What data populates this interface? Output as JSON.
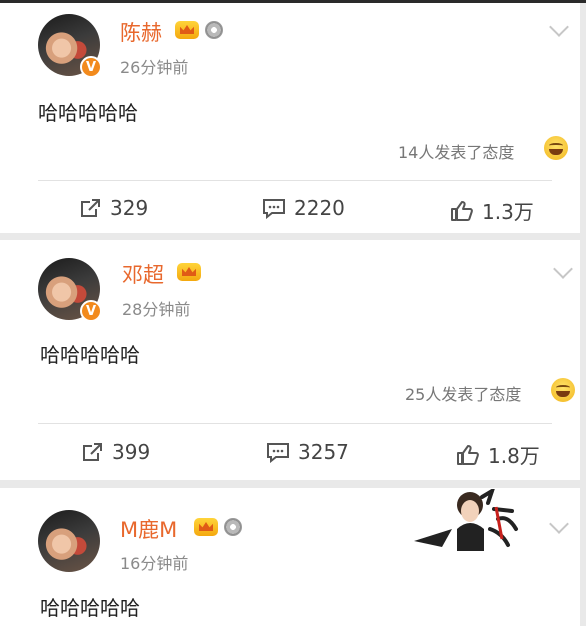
{
  "posts": [
    {
      "name": "陈赫",
      "time": "26分钟前",
      "text": "哈哈哈哈哈",
      "attitude": "14人发表了态度",
      "reposts": "329",
      "comments": "2220",
      "likes": "1.3万"
    },
    {
      "name": "邓超",
      "time": "28分钟前",
      "text": "哈哈哈哈哈",
      "attitude": "25人发表了态度",
      "reposts": "399",
      "comments": "3257",
      "likes": "1.8万"
    },
    {
      "name": "M鹿M",
      "time": "16分钟前",
      "text": "哈哈哈哈哈"
    }
  ],
  "badges": {
    "verified": "V"
  },
  "colors": {
    "name": "#e8682d",
    "accent": "#f28a1d"
  }
}
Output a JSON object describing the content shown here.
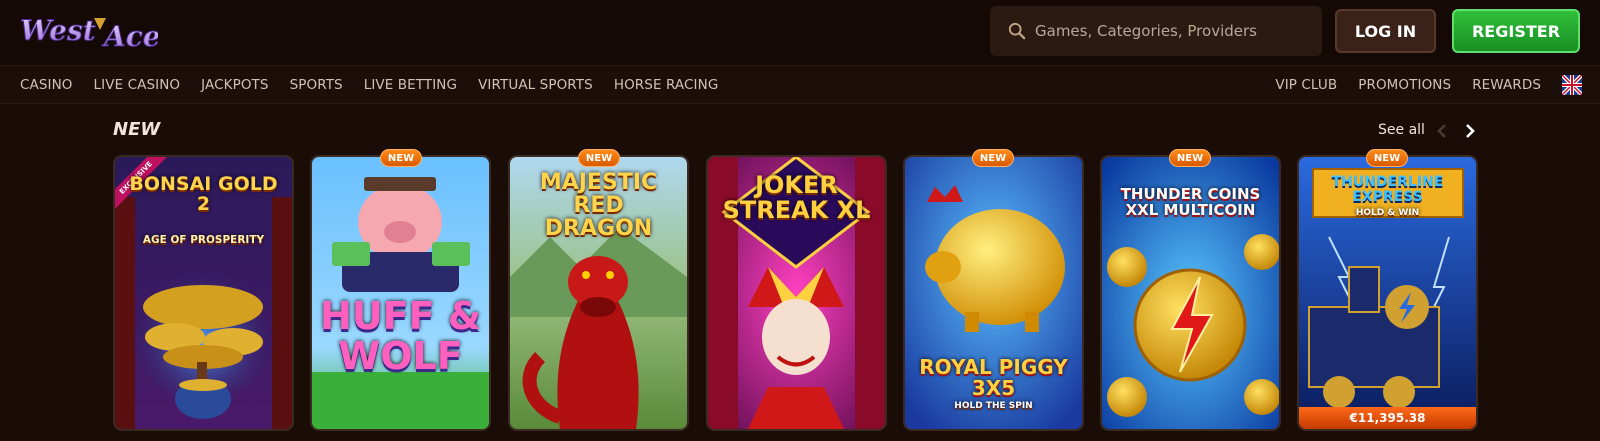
{
  "brand": {
    "name": "West Ace"
  },
  "search": {
    "placeholder": "Games, Categories, Providers"
  },
  "auth": {
    "login_label": "LOG IN",
    "register_label": "REGISTER"
  },
  "nav": {
    "left": [
      "CASINO",
      "LIVE CASINO",
      "JACKPOTS",
      "SPORTS",
      "LIVE BETTING",
      "VIRTUAL SPORTS",
      "HORSE RACING"
    ],
    "right": [
      "VIP CLUB",
      "PROMOTIONS",
      "REWARDS"
    ],
    "language_icon": "uk-flag-icon"
  },
  "section": {
    "title": "NEW",
    "see_all": "See all"
  },
  "games": [
    {
      "title": "BONSAI GOLD 2",
      "subtitle": "AGE OF PROSPERITY",
      "badge": "",
      "ribbon": "EXCLUSIVE",
      "jackpot": ""
    },
    {
      "title": "HUFF & WOLF",
      "subtitle": "",
      "badge": "NEW",
      "ribbon": "",
      "jackpot": ""
    },
    {
      "title": "MAJESTIC RED DRAGON",
      "subtitle": "",
      "badge": "NEW",
      "ribbon": "",
      "jackpot": ""
    },
    {
      "title": "JOKER STREAK XL",
      "subtitle": "",
      "badge": "",
      "ribbon": "",
      "jackpot": ""
    },
    {
      "title": "ROYAL PIGGY 3X5",
      "subtitle": "HOLD THE SPIN",
      "badge": "NEW",
      "ribbon": "",
      "jackpot": ""
    },
    {
      "title": "THUNDER COINS XXL MULTICOIN",
      "subtitle": "",
      "badge": "NEW",
      "ribbon": "",
      "jackpot": ""
    },
    {
      "title": "THUNDERLINE EXPRESS",
      "subtitle": "HOLD & WIN",
      "badge": "NEW",
      "ribbon": "",
      "jackpot": "€11,395.38"
    }
  ],
  "colors": {
    "background": "#1a0d08",
    "register": "#2fbf3a",
    "badge": "#ff8a1a"
  }
}
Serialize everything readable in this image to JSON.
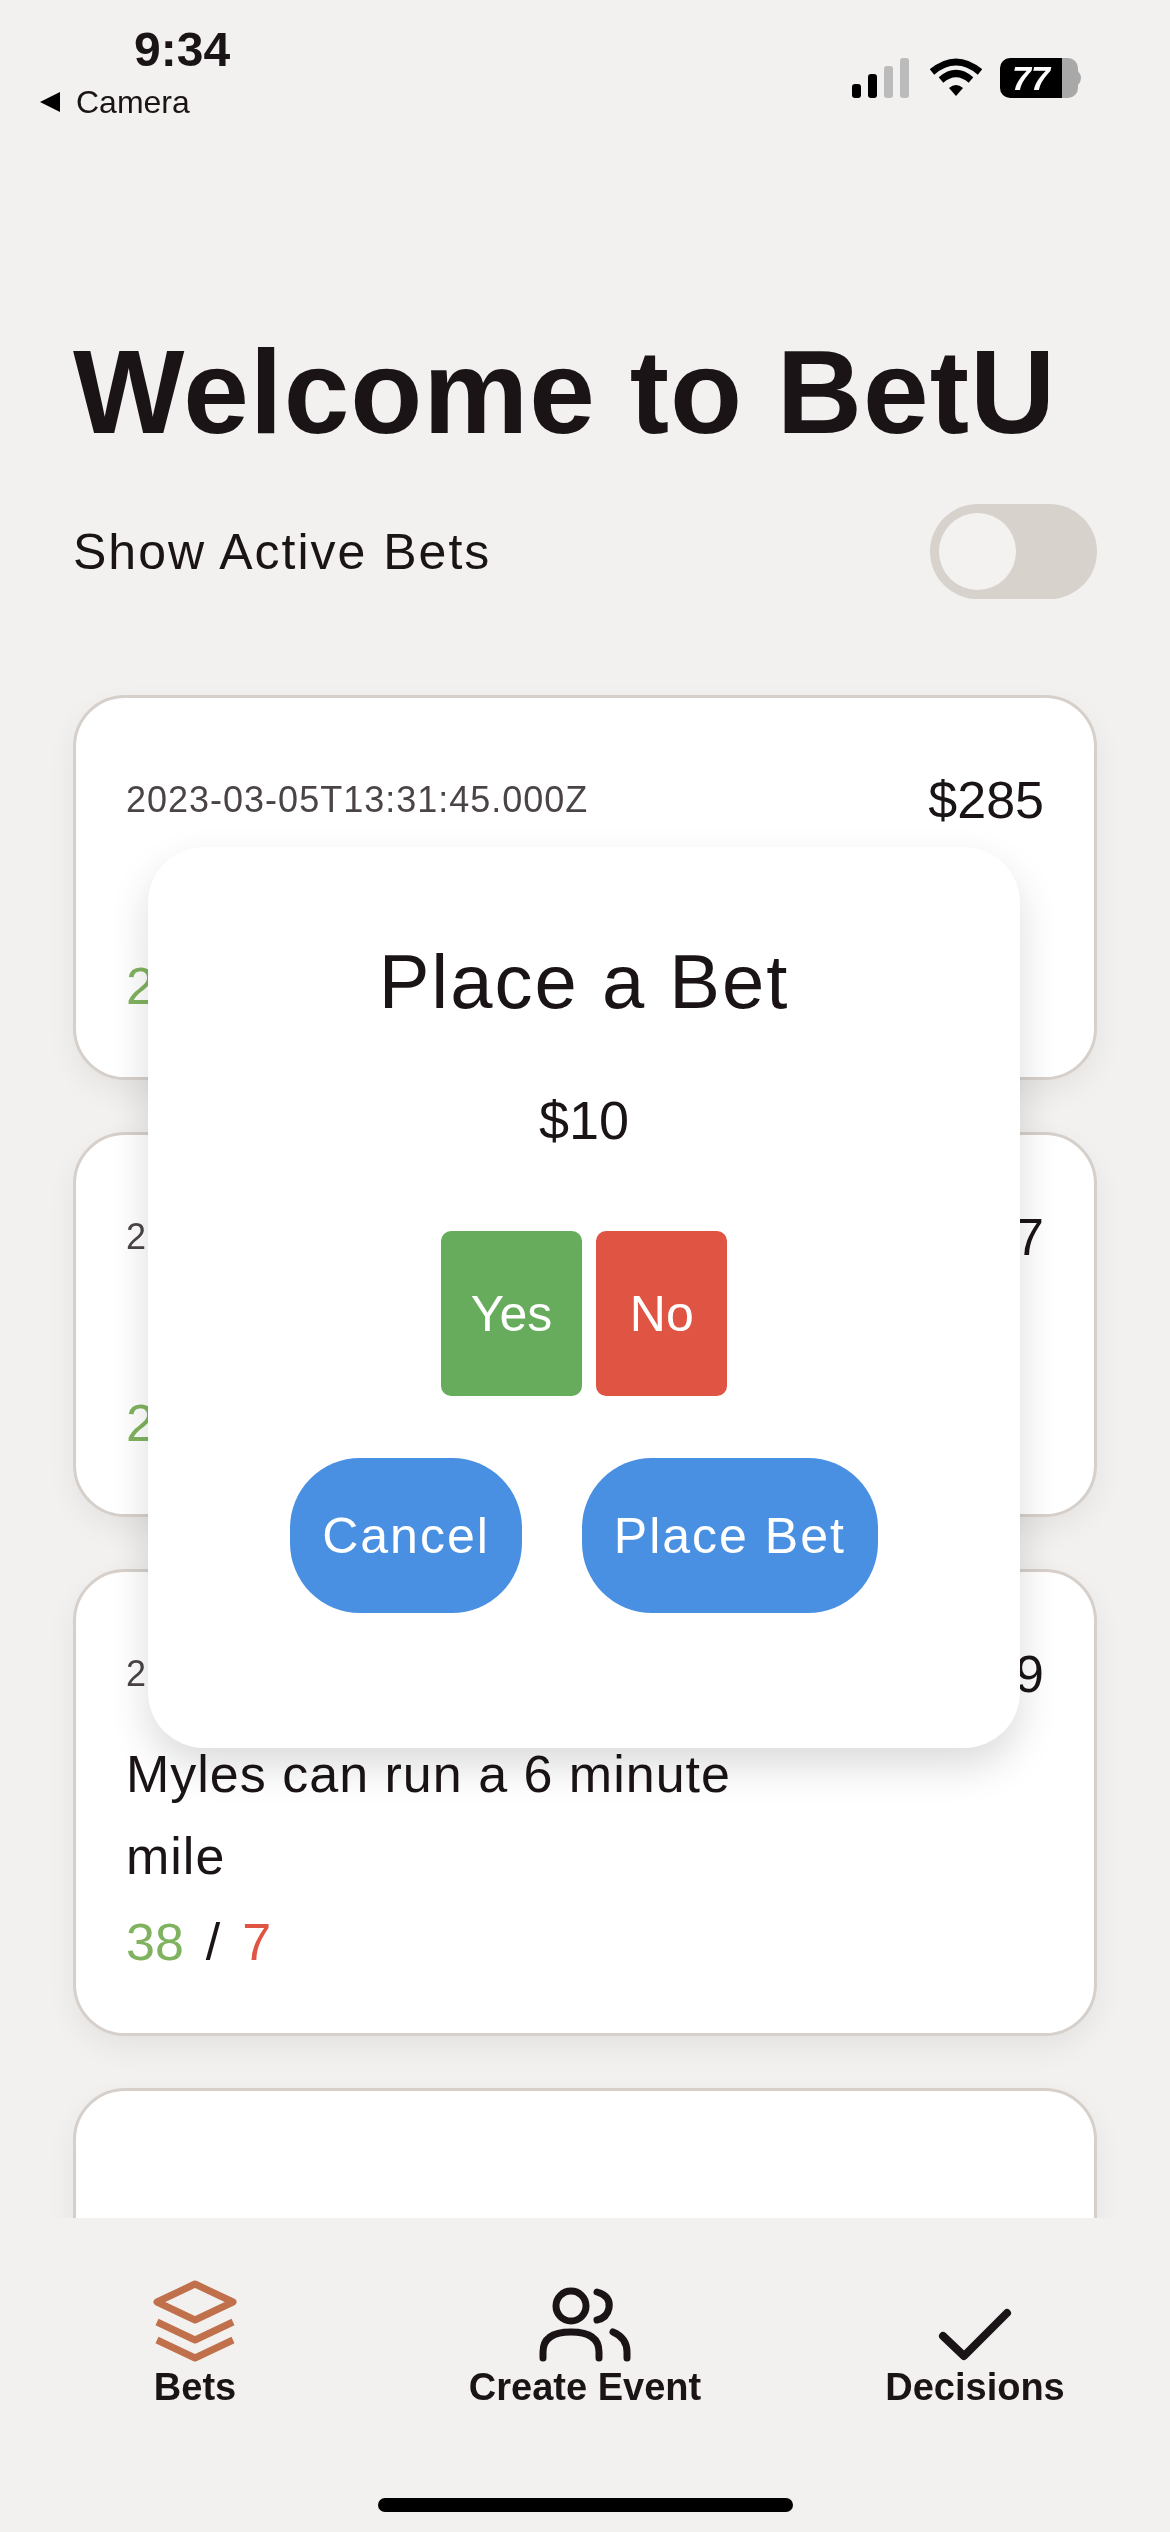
{
  "status_bar": {
    "time": "9:34",
    "back_label": "Camera",
    "battery": "77"
  },
  "title": "Welcome to BetU",
  "active_toggle": {
    "label": "Show Active Bets",
    "on": false
  },
  "bets": [
    {
      "kind": "card",
      "date": "2023-03-05T13:31:45.000Z",
      "amount": "$285",
      "yes_count": "2"
    },
    {
      "kind": "card",
      "date": "2",
      "amount": "7",
      "yes_count": "2"
    },
    {
      "kind": "card",
      "date": "2",
      "amount": "9",
      "title": "Myles can run a 6 minute mile",
      "yes_count": "38",
      "separator": "/",
      "no_count": "7"
    },
    {
      "kind": "cut"
    }
  ],
  "modal": {
    "title": "Place a Bet",
    "amount": "$10",
    "choices": [
      {
        "label": "Yes",
        "color": "#67ac5c"
      },
      {
        "label": "No",
        "color": "#e05443"
      }
    ],
    "actions": [
      "Cancel",
      "Place Bet"
    ]
  },
  "tabs": [
    {
      "label": "Bets",
      "kind": "layers",
      "selected": true
    },
    {
      "label": "Create Event",
      "kind": "people",
      "selected": false
    },
    {
      "label": "Decisions",
      "kind": "check",
      "selected": false
    }
  ]
}
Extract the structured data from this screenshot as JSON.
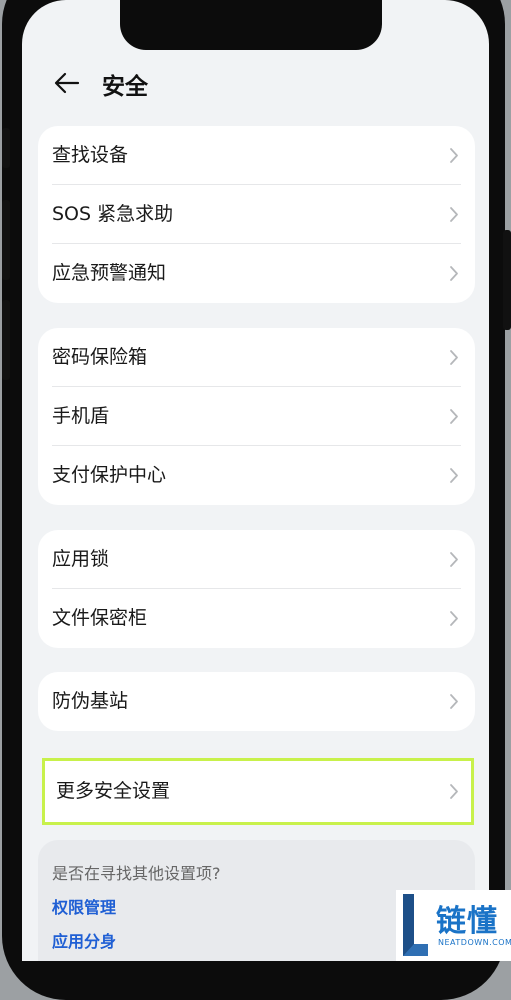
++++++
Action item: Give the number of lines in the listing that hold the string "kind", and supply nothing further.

Solved problem: 7